sage: phi, M = algebraic_topological_model(K, QQ)
sage: phi.iota().in_degree(0)
[0]
[0]
[1]

In cohomology, though, one needs the dual of every degree 0 cell to detect the degree 0 cohomology generator:

sage: phi.dual().iota().in_degree(0)
[1]
[1]
[1]
sage.homology.algebraic_topological_model.algebraic_topological_model_delta_complex(K, base_ring=None)

Algebraic topological model for cell complex K with coefficients in the field base_ring.

This has the same basic functionality as algebraic_topological_model(), but it also works for \(\Delta\)-complexes. For simplicial and cubical complexes it is somewhat slower, though.

INPUT:

  • K – a simplicial complex, a cubical complex, or a \(\Delta\)-complex
  • base_ring – coefficient ring; must be a field

OUTPUT: a pair (phi, M) consisting of

  • chain contraction phi
  • chain complex \(M\)

See algebraic_topological_model() for the main documentation. The difference in implementation between the two: this uses matrix and vector algebra. The other function does more of the computations “by hand” and uses cells (given as simplices or cubes) to index various dictionaries. Since the cells in \(\Delta\)-complexes are not as nice, the other function does not work for them, while this function relies almost entirely on the structure of the associated chain complex.

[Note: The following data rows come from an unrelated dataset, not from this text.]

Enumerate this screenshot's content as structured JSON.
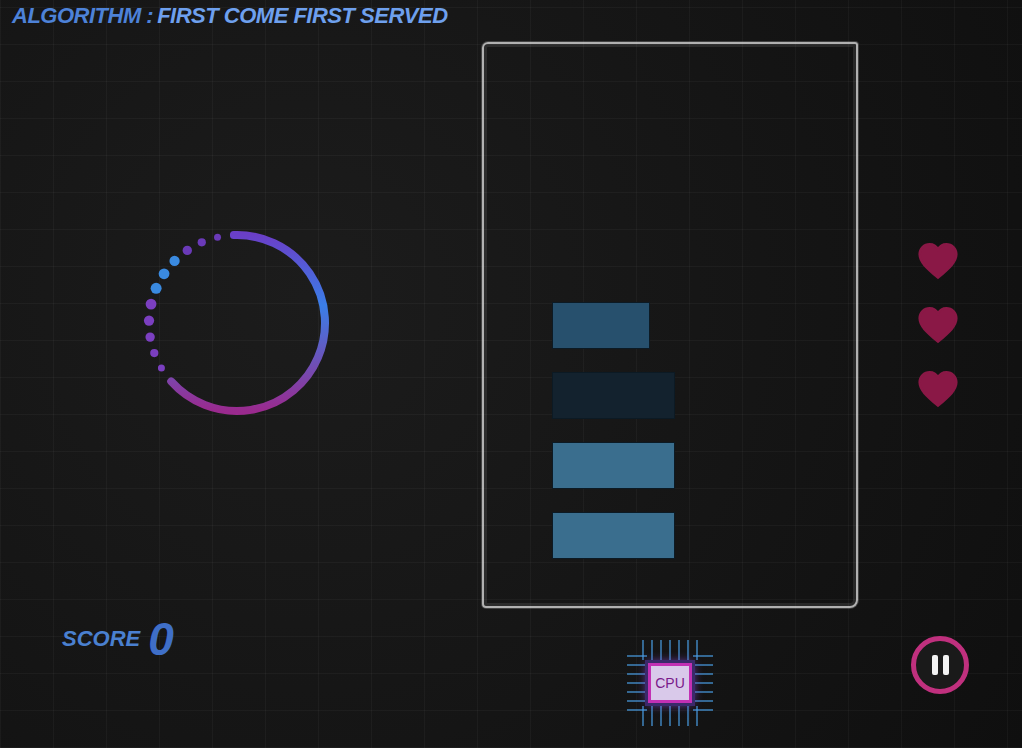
{
  "title": {
    "label": "ALGORITHM :",
    "value": "FIRST COME FIRST SERVED"
  },
  "timer": {
    "level": 0.64
  },
  "processes": [
    {
      "color": "#27506d",
      "level": 0.8
    },
    {
      "color": "#13222e",
      "level": 1
    },
    {
      "color": "#3a6e8e",
      "level": 1
    },
    {
      "color": "#3a6e8e",
      "level": 1
    }
  ],
  "lives": [
    {
      "filled": true
    },
    {
      "filled": true
    },
    {
      "filled": true
    }
  ],
  "score": {
    "label": "SCORE",
    "value": "0"
  },
  "cpu": {
    "label": "CPU"
  }
}
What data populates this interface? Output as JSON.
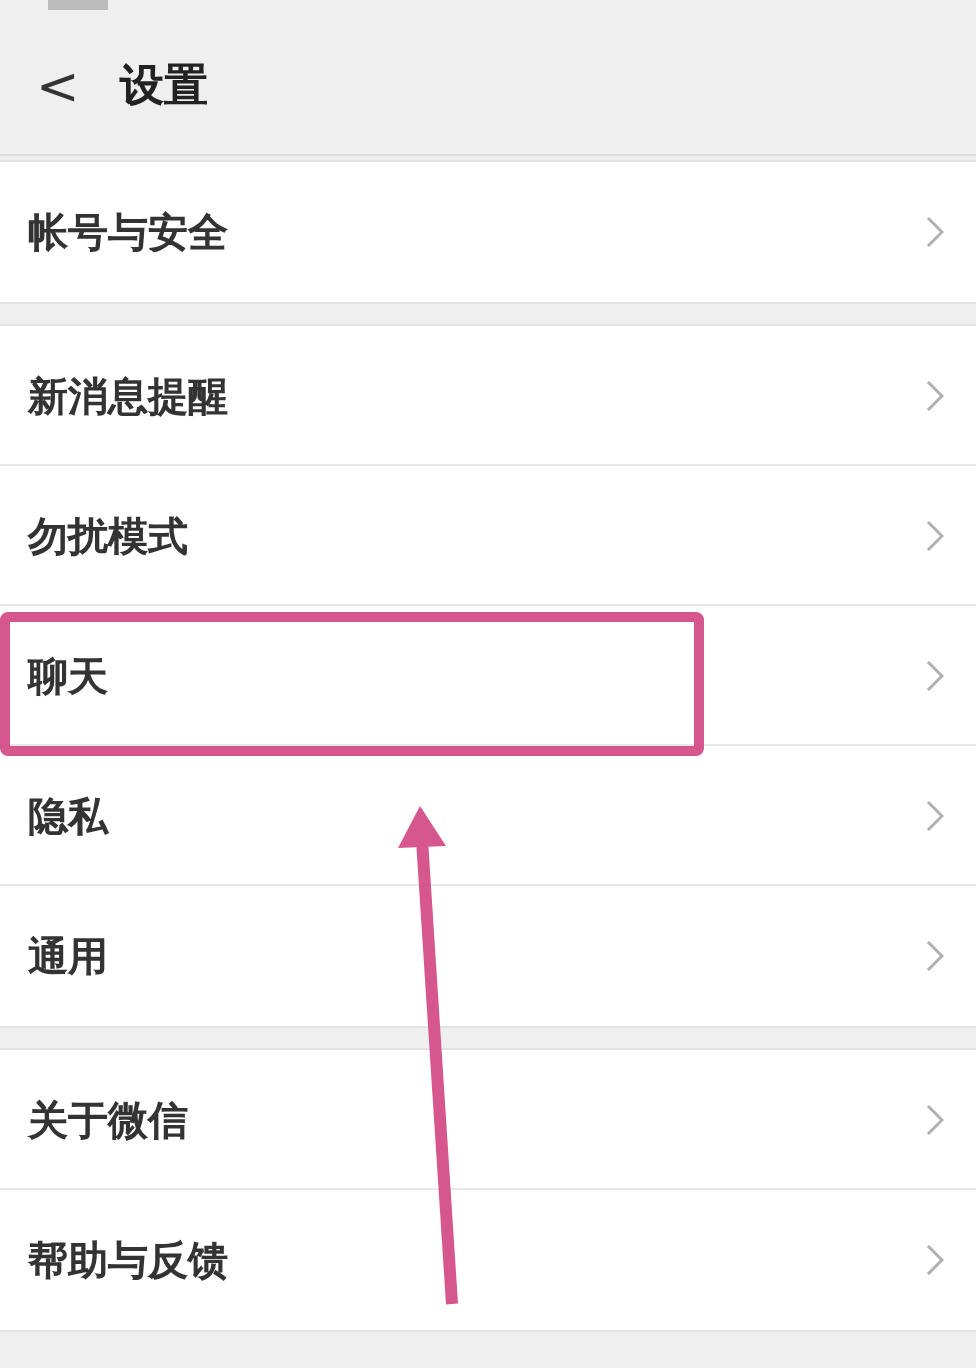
{
  "header": {
    "back": "<",
    "title": "设置"
  },
  "sections": [
    {
      "items": [
        {
          "label": "帐号与安全",
          "highlighted": false
        }
      ]
    },
    {
      "items": [
        {
          "label": "新消息提醒",
          "highlighted": false
        },
        {
          "label": "勿扰模式",
          "highlighted": false
        },
        {
          "label": "聊天",
          "highlighted": true
        },
        {
          "label": "隐私",
          "highlighted": false
        },
        {
          "label": "通用",
          "highlighted": false
        }
      ]
    },
    {
      "items": [
        {
          "label": "关于微信",
          "highlighted": false
        },
        {
          "label": "帮助与反馈",
          "highlighted": false
        }
      ]
    }
  ],
  "annotation": {
    "arrow": true
  }
}
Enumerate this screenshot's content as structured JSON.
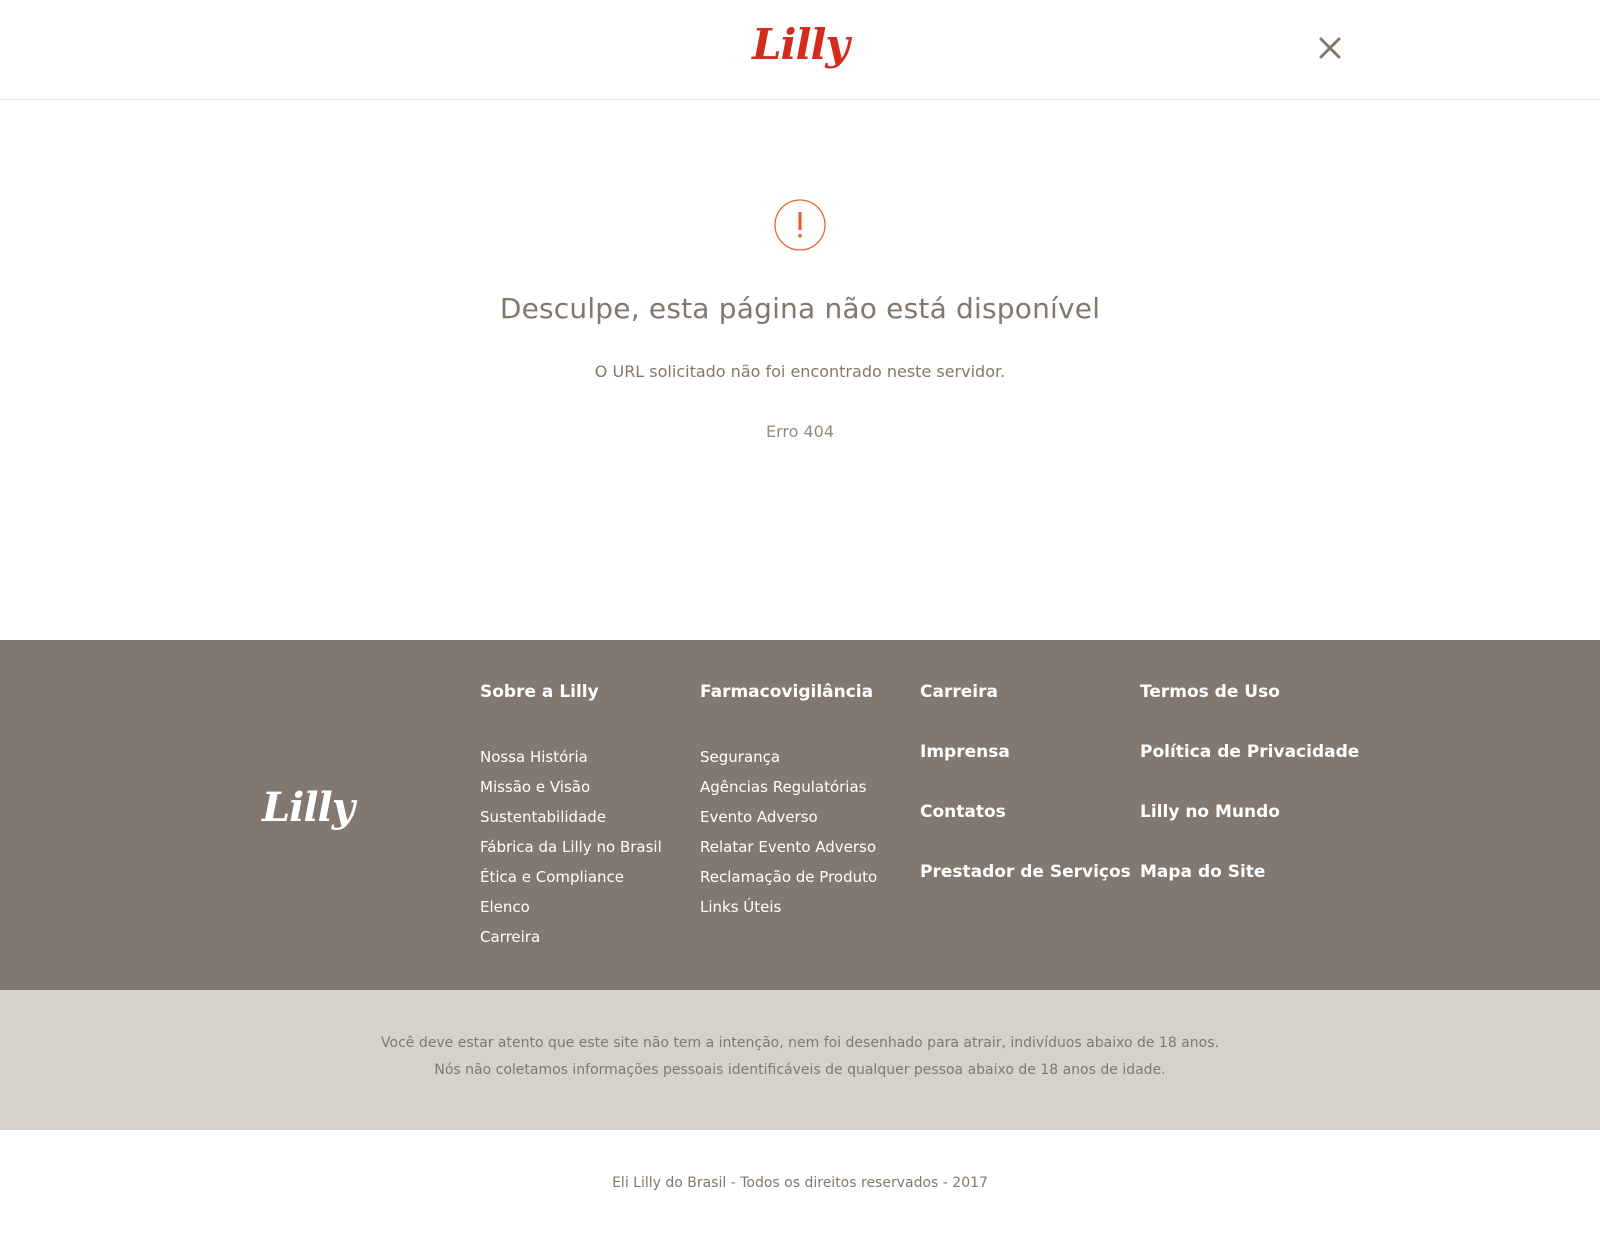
{
  "header": {
    "logo_text": "Lilly",
    "close_icon": "close-icon"
  },
  "error": {
    "icon": "alert-circle-icon",
    "title": "Desculpe, esta página não está disponível",
    "message": "O URL  solicitado não foi encontrado neste servidor.",
    "code": "Erro 404"
  },
  "footer": {
    "logo_text": "Lilly",
    "columns": [
      {
        "heading": "Sobre a Lilly",
        "links": [
          "Nossa História",
          "Missão e Visão",
          "Sustentabilidade",
          "Fábrica da Lilly no Brasil",
          "Ética e Compliance",
          "Elenco",
          "Carreira"
        ]
      },
      {
        "heading": "Farmacovigilância",
        "links": [
          "Segurança",
          "Agências Regulatórias",
          "Evento Adverso",
          "Relatar Evento Adverso",
          "Reclamação de Produto",
          "Links Úteis"
        ]
      },
      {
        "headings": [
          "Carreira",
          "Imprensa",
          "Contatos",
          "Prestador de Serviços"
        ]
      },
      {
        "headings": [
          "Termos de Uso",
          "Política de Privacidade",
          "Lilly no Mundo",
          "Mapa do Site"
        ]
      }
    ]
  },
  "disclaimer": {
    "line1": "Você deve estar atento que este site não tem a intenção, nem foi desenhado para atrair, indivíduos abaixo de 18 anos.",
    "line2": "Nós não coletamos informações pessoais identificáveis de qualquer pessoa abaixo de 18 anos de idade."
  },
  "copyright": "Eli Lilly do Brasil - Todos os direitos reservados - 2017",
  "colors": {
    "brand_red": "#d52b1e",
    "accent_orange": "#e8632b",
    "footer_bg": "#82786f",
    "disclaimer_bg": "#d5d2cc",
    "text_gray": "#817870"
  }
}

EXAMPLES:

sage: from sage.homology.algebraic_topological_model import algebraic_topological_model_delta_complex as AT_model
sage: RP2 = simplicial_complexes.RealProjectivePlane()
sage: phi, M = AT_model(RP2, GF(2))
sage: M.homology()
{0: Vector space of dimension 1 over Finite Field of size 2,
 1: Vector space of dimension 1 over Finite Field of size 2,
 2: Vector space of dimension 1 over Finite Field of size 2}
sage: T = delta_complexes.Torus()
sage: phi, M = AT_model(T, QQ)
sage: M.homology()
{0: Vector space of dimension 1 over Rational Field,
 1: Vector space of dimension 2 over Rational Field,
 2: Vector space of dimension 1 over Rational Field}

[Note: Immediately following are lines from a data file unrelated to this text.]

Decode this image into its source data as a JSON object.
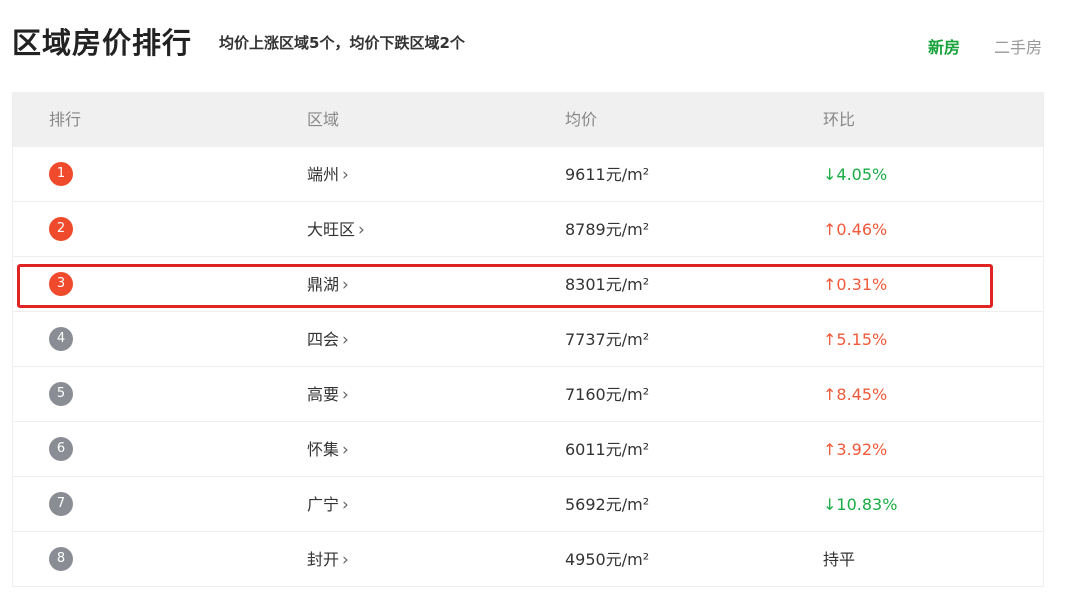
{
  "header": {
    "title": "区域房价排行",
    "summary": "均价上涨区域5个，均价下跌区域2个",
    "tabs": [
      {
        "label": "新房",
        "active": true
      },
      {
        "label": "二手房",
        "active": false
      }
    ]
  },
  "table": {
    "columns": [
      "排行",
      "区域",
      "均价",
      "环比"
    ],
    "rows": [
      {
        "rank": "1",
        "area": "端州",
        "price": "9611元/m²",
        "change": "↓4.05%",
        "trend": "down",
        "highlighted": false
      },
      {
        "rank": "2",
        "area": "大旺区",
        "price": "8789元/m²",
        "change": "↑0.46%",
        "trend": "up",
        "highlighted": false
      },
      {
        "rank": "3",
        "area": "鼎湖",
        "price": "8301元/m²",
        "change": "↑0.31%",
        "trend": "up",
        "highlighted": true
      },
      {
        "rank": "4",
        "area": "四会",
        "price": "7737元/m²",
        "change": "↑5.15%",
        "trend": "up",
        "highlighted": false
      },
      {
        "rank": "5",
        "area": "高要",
        "price": "7160元/m²",
        "change": "↑8.45%",
        "trend": "up",
        "highlighted": false
      },
      {
        "rank": "6",
        "area": "怀集",
        "price": "6011元/m²",
        "change": "↑3.92%",
        "trend": "up",
        "highlighted": false
      },
      {
        "rank": "7",
        "area": "广宁",
        "price": "5692元/m²",
        "change": "↓10.83%",
        "trend": "down",
        "highlighted": false
      },
      {
        "rank": "8",
        "area": "封开",
        "price": "4950元/m²",
        "change": "持平",
        "trend": "flat",
        "highlighted": false
      }
    ]
  },
  "colors": {
    "accent_green": "#18a33b",
    "up_red": "#f05a3a",
    "down_green": "#1aac44",
    "top_badge": "#ef4a2b",
    "normal_badge": "#8a8e94",
    "highlight_border": "#e02424"
  },
  "icons": {
    "area_link_chevron": "chevron-right-icon"
  }
}
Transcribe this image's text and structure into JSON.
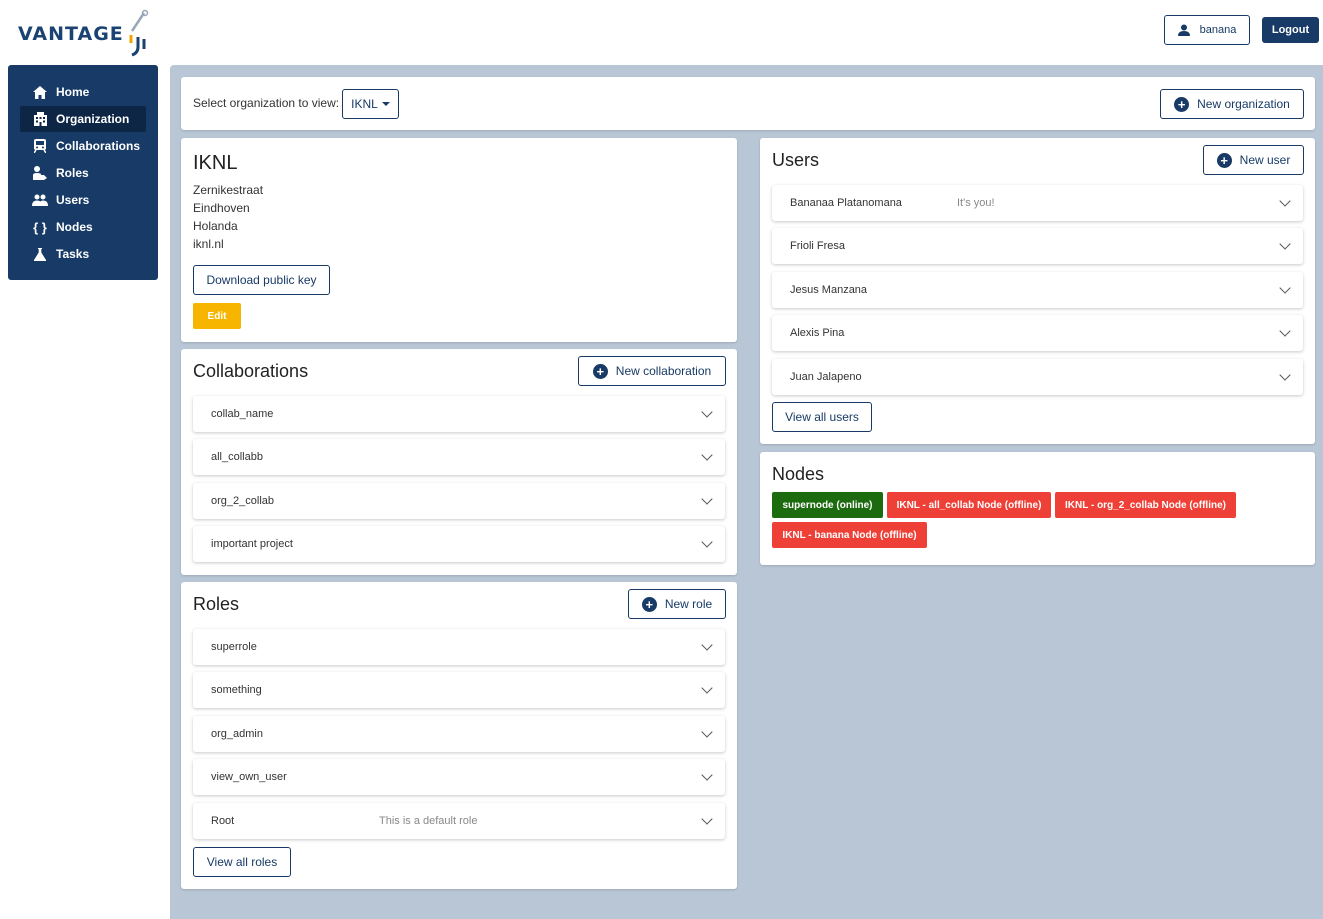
{
  "app": {
    "logo_text": "VANTAGE",
    "user_name": "banana",
    "logout_label": "Logout"
  },
  "sidebar": {
    "items": [
      {
        "label": "Home",
        "icon": "home-icon",
        "active": false
      },
      {
        "label": "Organization",
        "icon": "building-icon",
        "active": true
      },
      {
        "label": "Collaborations",
        "icon": "train-icon",
        "active": false
      },
      {
        "label": "Roles",
        "icon": "user-tag-icon",
        "active": false
      },
      {
        "label": "Users",
        "icon": "users-icon",
        "active": false
      },
      {
        "label": "Nodes",
        "icon": "braces-icon",
        "active": false
      },
      {
        "label": "Tasks",
        "icon": "flask-icon",
        "active": false
      }
    ]
  },
  "org_select": {
    "label": "Select organization to view:",
    "selected": "IKNL",
    "new_org_label": "New organization"
  },
  "organization": {
    "name": "IKNL",
    "address_lines": [
      "Zernikestraat",
      "Eindhoven",
      "Holanda",
      "iknl.nl"
    ],
    "download_key_label": "Download public key",
    "edit_label": "Edit"
  },
  "collaborations": {
    "title": "Collaborations",
    "new_label": "New collaboration",
    "items": [
      "collab_name",
      "all_collabb",
      "org_2_collab",
      "important project"
    ]
  },
  "roles": {
    "title": "Roles",
    "new_label": "New role",
    "items": [
      {
        "name": "superrole",
        "desc": ""
      },
      {
        "name": "something",
        "desc": ""
      },
      {
        "name": "org_admin",
        "desc": ""
      },
      {
        "name": "view_own_user",
        "desc": ""
      },
      {
        "name": "Root",
        "desc": "This is a default role"
      }
    ],
    "view_all_label": "View all roles"
  },
  "users": {
    "title": "Users",
    "new_label": "New user",
    "items": [
      {
        "name": "Bananaa Platanomana",
        "desc": "It's you!"
      },
      {
        "name": "Frioli Fresa",
        "desc": ""
      },
      {
        "name": "Jesus Manzana",
        "desc": ""
      },
      {
        "name": "Alexis Pina",
        "desc": ""
      },
      {
        "name": "Juan Jalapeno",
        "desc": ""
      }
    ],
    "view_all_label": "View all users"
  },
  "nodes": {
    "title": "Nodes",
    "items": [
      {
        "label": "supernode (online)",
        "status": "online"
      },
      {
        "label": "IKNL - all_collab Node (offline)",
        "status": "offline"
      },
      {
        "label": "IKNL - org_2_collab Node (offline)",
        "status": "offline"
      },
      {
        "label": "IKNL - banana Node (offline)",
        "status": "offline"
      }
    ]
  },
  "colors": {
    "primary": "#173a66",
    "background": "#b8c6d5",
    "edit": "#f7b500",
    "online": "#1d6b0f",
    "offline": "#ee4037"
  }
}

If you want to work with cohomology rather than homology, just dualize the outputs of this function:

sage: M.dual().homology()
{0: Vector space of dimension 1 over Rational Field,
 1: Vector space of dimension 2 over Rational Field,
 2: Vector space of dimension 1 over Rational Field}
sage: M.dual().degree_of_differential()
1
sage: phi.dual()
Chain homotopy between:
  Chain complex endomorphism of Chain complex with at most 3 nonzero terms over Rational Field
  and Chain complex morphism:
    From: Chain complex with at most 3 nonzero terms over Rational Field
    To:   Chain complex with at most 3 nonzero terms over Rational Field

In degree 0, the inclusion of the homology \(M\) into the chain complex \(C\) sends the homology generator to a single vertex:

sage: K = delta_complexes.Simplex(2)
sage: phi, M = AT_model(K, QQ)
sage: phi.iota().in_degree(0)
[0]
[0]
[1]

In cohomology, though, one needs the dual of every degree 0 cell to detect the degree 0 cohomology generator:

sage: phi.dual().iota().in_degree(0)
[1]
[1]
[1]